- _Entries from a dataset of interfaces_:
::::

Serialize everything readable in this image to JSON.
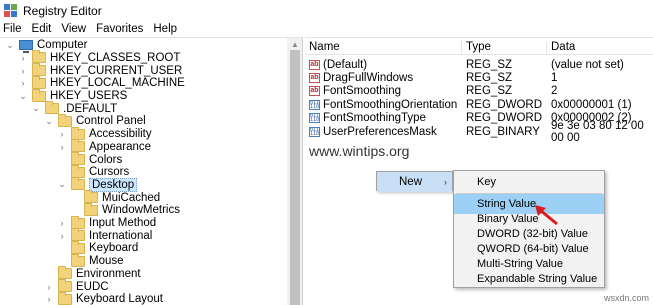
{
  "window": {
    "title": "Registry Editor"
  },
  "menu": [
    "File",
    "Edit",
    "View",
    "Favorites",
    "Help"
  ],
  "tree": [
    {
      "label": "Computer",
      "expander": "v",
      "icon": "computer-icon"
    },
    {
      "label": "HKEY_CLASSES_ROOT",
      "expander": ">",
      "icon": "folder-icon"
    },
    {
      "label": "HKEY_CURRENT_USER",
      "expander": ">",
      "icon": "folder-icon"
    },
    {
      "label": "HKEY_LOCAL_MACHINE",
      "expander": ">",
      "icon": "folder-icon"
    },
    {
      "label": "HKEY_USERS",
      "expander": "v",
      "icon": "folder-icon"
    },
    {
      "label": ".DEFAULT",
      "expander": "v",
      "icon": "folder-icon"
    },
    {
      "label": "Control Panel",
      "expander": "v",
      "icon": "folder-icon"
    },
    {
      "label": "Accessibility",
      "expander": ">",
      "icon": "folder-icon"
    },
    {
      "label": "Appearance",
      "expander": ">",
      "icon": "folder-icon"
    },
    {
      "label": "Colors",
      "expander": "",
      "icon": "folder-icon"
    },
    {
      "label": "Cursors",
      "expander": "",
      "icon": "folder-icon"
    },
    {
      "label": "Desktop",
      "expander": "v",
      "icon": "folder-icon",
      "selected": true
    },
    {
      "label": "MuiCached",
      "expander": "",
      "icon": "folder-icon"
    },
    {
      "label": "WindowMetrics",
      "expander": "",
      "icon": "folder-icon"
    },
    {
      "label": "Input Method",
      "expander": ">",
      "icon": "folder-icon"
    },
    {
      "label": "International",
      "expander": ">",
      "icon": "folder-icon"
    },
    {
      "label": "Keyboard",
      "expander": "",
      "icon": "folder-icon"
    },
    {
      "label": "Mouse",
      "expander": "",
      "icon": "folder-icon"
    },
    {
      "label": "Environment",
      "expander": "",
      "icon": "folder-icon"
    },
    {
      "label": "EUDC",
      "expander": ">",
      "icon": "folder-icon"
    },
    {
      "label": "Keyboard Layout",
      "expander": ">",
      "icon": "folder-icon"
    }
  ],
  "list": {
    "columns": [
      "Name",
      "Type",
      "Data"
    ],
    "rows": [
      {
        "name": "(Default)",
        "type": "REG_SZ",
        "data": "(value not set)",
        "icon": "string-value-icon"
      },
      {
        "name": "DragFullWindows",
        "type": "REG_SZ",
        "data": "1",
        "icon": "string-value-icon"
      },
      {
        "name": "FontSmoothing",
        "type": "REG_SZ",
        "data": "2",
        "icon": "string-value-icon"
      },
      {
        "name": "FontSmoothingOrientation",
        "type": "REG_DWORD",
        "data": "0x00000001 (1)",
        "icon": "binary-value-icon"
      },
      {
        "name": "FontSmoothingType",
        "type": "REG_DWORD",
        "data": "0x00000002 (2)",
        "icon": "binary-value-icon"
      },
      {
        "name": "UserPreferencesMask",
        "type": "REG_BINARY",
        "data": "9e 3e 03 80 12 00 00 00",
        "icon": "binary-value-icon"
      }
    ]
  },
  "watermark": "www.wintips.org",
  "context_menu": {
    "new_label": "New",
    "submenu": {
      "key_label": "Key",
      "items": [
        "String Value",
        "Binary Value",
        "DWORD (32-bit) Value",
        "QWORD (64-bit) Value",
        "Multi-String Value",
        "Expandable String Value"
      ],
      "highlighted": "String Value"
    }
  },
  "corner_watermark": "wsxdn.com"
}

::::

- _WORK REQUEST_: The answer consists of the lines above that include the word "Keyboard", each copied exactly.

- _ANSWER SECTION_:
      "label": "Keyboard",
      "label": "Keyboard Layout",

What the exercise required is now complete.